This has been quite the whirlwind year for Brendan Fraser. From winning an Oscar for his role in “The Whale” and sparking what many have coined a “Brendanaissance,” to now finding himself as the target of social media critique for his intentionally heightened portrayal in Martin Scorsese’s crime drama, “Killers of the Flower Moon.”
Fraser’s performance in the highly anticipated film certainly stands out, and while it may be unconventional, it’s worth noting that he’s taking a page from one of the greatest actors of all time—Marlon Brando. Although the two never shared the screen in a widely released film, they did both lend their voices to the unreleased animated project, “Big Bug Man.”
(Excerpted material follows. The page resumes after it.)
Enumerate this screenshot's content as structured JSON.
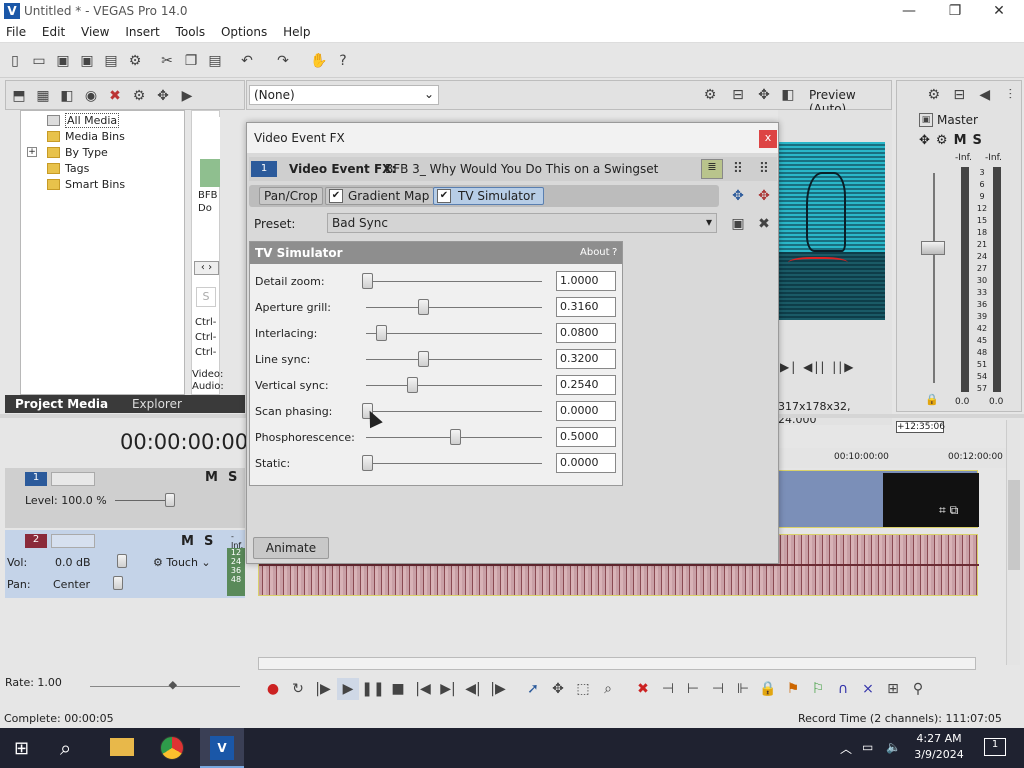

This animated venture, conceived by Bob Bendetson, a writer for “The Simpsons,” follows the journey of Howard Kind, a confectionery company employee voiced by Fraser. Through a fortuitous insect encounter, Kind gains extraordinary abilities, transforming into the eponymous superhero. The concept is akin to a fusion of Spider-Man and Willy Wonka, and it’s an idea that certainly piques interest.
Securing Marlon Brando for a role in the production was a significant achievement. The legendary actor provided the voice for an elderly character named Mrs. Sour. Although a relatively small part, it marked a memorable day of recording for Brando, conducted in the comfort of his home in June 2004.
According to Bendetson, as recounted in The Guardian, Brando expressed that voicing Mrs. Sour was “the most fun I’ve had since playing Julius Caesar.” In a charming dedication to the role, Brando even donned a dress, a blond wig, and applied full makeup to fully inhabit the character. Given some of the colorful anecdotes about Brando’s later-career on-set behavior, it’s heartening to learn about his wholehearted commitment to this animated role.
Reportedly, Brando’s agent and manager had informed Bendetson that it had always been a dream of Brando’s to portray a woman in an animated film. For reasons known only to Brando, this was a cherished aspiration of his. Bendetson also added that Brando was remarkably humble, emphasizing that he didn’t wish to be treated as an icon, except for the kind gesture of receiving Persian caviar. Such is Hollywood.
At the time of the recording, Brando relied on oxygen for six hours a day due to his declining health. He passed away in July 2004 at the age of 80, with “Big Bug Man” standing as his final performance. Unfortunately, this hand-drawn film has never seen a wide release, remaining in obscurity and unable to be included in the canon of Brando’s illustrious filmography.
In light of Fraser’s bold portrayal in “Flower Moon” as a bullish and morally ambiguous attorney, it’s evident that his performance can be viewed as a nod to Brando. While it may diverge from the nuanced work seen elsewhere in the film, Fraser admirably embraces the character’s unscrupulous nature.
In conclusion, the scrutiny on Fraser should be tempered. When you’re collaborating with one of the preeminent directors of our time, you deliver the performance that aligns with the director’s vision. Regardless of Twitter’s opinions, “Killers of the Flower Moon” undoubtedly deserves a place on any list of the best Brendan Fraser movies.